Author: Sol Dolor
Publication: Australasian Lawyer
Publication date: 27/08/18
Publisher: Key Media
Responding to growing demand in an area seen to undergo sweeping legislative changes, Holding Redlich has launched a dedicated procurement practice today.
Partner Scott Alden has been tasked by the national firm to lead the new group. The team includes both construction and infrastructure and corporate and commercial partners.
The rate of change in procurement trends and requirements has never been seen before in the sector, Alden said. He expects to see even more rapid change in the sector.
“We are currently awaiting and preparing for two major legislative changes that are likely to have a far-reaching impact on procurement practices. Modern slavery legislation in NSW is set to be overhauled later this year when the Modern Slavery Act 2018 (NSW) comes into effect,” he added. “A large focus of the Act is ending modern slavery-like practices in organisations and their supply chains by imposing a series of mandatory measures and setting penalties of up to $1.1m.”
Holding Redlich said that the federal government’s Government Procurement (Judicial Review) Bill 2017 sets out other significant changes to procurement practices.
“We are seeing so many changes coming through in this sector.
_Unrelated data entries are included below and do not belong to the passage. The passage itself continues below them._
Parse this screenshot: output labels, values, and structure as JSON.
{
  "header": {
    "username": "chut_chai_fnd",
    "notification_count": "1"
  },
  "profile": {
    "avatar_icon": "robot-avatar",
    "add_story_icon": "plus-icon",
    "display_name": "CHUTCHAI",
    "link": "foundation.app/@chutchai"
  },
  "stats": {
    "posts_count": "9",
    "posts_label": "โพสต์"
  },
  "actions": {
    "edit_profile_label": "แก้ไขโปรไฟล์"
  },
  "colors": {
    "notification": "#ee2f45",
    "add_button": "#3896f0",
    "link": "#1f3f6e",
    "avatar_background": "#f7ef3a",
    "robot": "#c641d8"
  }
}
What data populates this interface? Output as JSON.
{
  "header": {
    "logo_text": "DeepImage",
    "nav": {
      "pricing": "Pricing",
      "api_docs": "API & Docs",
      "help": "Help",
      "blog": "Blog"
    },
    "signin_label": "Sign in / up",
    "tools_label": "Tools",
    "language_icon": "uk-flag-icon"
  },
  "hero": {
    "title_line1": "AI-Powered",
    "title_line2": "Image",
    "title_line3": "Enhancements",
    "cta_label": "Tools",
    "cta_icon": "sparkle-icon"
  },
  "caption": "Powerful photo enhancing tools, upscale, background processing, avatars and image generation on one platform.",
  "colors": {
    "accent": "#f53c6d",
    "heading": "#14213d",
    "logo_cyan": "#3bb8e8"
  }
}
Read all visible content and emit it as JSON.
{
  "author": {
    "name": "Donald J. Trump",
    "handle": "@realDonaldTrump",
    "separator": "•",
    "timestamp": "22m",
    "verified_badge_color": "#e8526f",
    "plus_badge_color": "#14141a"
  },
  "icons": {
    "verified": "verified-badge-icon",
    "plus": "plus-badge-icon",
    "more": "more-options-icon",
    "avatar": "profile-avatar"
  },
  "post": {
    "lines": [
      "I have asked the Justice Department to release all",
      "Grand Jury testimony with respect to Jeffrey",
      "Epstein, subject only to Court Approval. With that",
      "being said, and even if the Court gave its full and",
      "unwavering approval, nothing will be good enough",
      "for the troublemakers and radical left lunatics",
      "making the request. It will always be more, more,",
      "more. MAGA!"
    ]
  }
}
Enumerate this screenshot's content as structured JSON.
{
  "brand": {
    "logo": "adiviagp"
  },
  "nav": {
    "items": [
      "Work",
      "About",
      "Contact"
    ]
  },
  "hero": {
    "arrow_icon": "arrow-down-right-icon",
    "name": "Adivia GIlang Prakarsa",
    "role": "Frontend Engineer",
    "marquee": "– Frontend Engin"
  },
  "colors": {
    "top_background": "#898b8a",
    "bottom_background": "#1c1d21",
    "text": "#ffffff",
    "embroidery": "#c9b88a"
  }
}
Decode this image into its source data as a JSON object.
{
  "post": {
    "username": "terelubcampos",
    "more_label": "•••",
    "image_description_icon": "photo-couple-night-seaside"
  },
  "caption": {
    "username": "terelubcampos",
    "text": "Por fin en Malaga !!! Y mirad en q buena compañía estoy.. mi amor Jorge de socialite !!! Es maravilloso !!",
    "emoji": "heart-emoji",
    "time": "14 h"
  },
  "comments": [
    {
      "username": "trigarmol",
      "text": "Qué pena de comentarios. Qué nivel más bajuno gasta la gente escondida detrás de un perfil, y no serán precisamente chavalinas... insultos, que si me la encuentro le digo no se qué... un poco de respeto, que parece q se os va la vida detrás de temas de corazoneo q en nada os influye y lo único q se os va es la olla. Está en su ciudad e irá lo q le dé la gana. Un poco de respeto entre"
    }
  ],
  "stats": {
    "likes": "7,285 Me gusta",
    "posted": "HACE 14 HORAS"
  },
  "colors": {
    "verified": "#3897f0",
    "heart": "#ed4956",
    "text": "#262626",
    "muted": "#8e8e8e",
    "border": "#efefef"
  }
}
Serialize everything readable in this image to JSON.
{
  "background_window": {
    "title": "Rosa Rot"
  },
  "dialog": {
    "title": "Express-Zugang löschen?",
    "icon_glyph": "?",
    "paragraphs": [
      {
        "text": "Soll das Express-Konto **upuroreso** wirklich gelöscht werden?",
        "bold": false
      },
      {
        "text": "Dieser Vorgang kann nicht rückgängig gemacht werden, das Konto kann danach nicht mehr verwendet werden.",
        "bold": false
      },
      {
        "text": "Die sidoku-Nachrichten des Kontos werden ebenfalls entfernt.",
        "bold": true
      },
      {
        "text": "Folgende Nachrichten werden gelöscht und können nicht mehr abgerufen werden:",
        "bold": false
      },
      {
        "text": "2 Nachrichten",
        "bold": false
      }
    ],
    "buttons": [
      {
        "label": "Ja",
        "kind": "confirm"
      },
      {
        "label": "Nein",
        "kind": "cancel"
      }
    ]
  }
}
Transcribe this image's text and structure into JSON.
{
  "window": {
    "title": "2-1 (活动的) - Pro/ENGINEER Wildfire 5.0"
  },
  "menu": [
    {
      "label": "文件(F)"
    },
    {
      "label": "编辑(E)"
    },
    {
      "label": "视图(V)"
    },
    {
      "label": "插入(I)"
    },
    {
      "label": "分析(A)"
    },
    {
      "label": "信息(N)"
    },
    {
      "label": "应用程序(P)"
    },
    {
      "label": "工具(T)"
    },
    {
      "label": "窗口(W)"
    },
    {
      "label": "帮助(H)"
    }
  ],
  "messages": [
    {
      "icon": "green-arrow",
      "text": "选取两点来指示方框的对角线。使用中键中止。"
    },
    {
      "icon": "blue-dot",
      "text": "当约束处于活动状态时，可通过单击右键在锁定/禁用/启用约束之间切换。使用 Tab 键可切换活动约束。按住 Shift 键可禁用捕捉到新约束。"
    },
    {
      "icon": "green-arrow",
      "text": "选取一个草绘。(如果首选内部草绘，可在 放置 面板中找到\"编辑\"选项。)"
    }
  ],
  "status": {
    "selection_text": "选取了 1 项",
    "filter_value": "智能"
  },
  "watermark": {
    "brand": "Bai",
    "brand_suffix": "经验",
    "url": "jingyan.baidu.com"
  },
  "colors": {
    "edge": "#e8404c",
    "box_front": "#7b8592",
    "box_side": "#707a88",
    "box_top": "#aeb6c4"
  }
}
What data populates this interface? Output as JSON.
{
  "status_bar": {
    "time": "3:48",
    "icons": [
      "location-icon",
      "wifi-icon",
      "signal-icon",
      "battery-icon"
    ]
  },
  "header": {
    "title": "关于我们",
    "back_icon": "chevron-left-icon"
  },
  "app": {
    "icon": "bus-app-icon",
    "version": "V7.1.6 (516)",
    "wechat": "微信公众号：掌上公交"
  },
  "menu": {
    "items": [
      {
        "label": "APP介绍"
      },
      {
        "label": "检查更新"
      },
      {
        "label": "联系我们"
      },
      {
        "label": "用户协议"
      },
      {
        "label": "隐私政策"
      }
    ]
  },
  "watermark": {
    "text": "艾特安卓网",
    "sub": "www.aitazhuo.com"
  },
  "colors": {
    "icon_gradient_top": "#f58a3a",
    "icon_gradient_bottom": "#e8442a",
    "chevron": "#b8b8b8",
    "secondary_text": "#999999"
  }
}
And as well as the formal legislative reform, there is also increased pressure on business to conduct procurement using sustainable processes,” he said. “Times have changed and both public and private organisations must now be acutely aware of the consequences of choices they make regarding what to buy, how to buy it and who to buy it from.”
Procurement decisions are being increasingly made by senior management or executive team members, he added.
“These are important decisions that are now often being made at senior executive level – but navigating this area is becoming more complex and high-stakes,” he said. “As demand for advice about this area has grown, we decided it was time to set up a dedicated team.”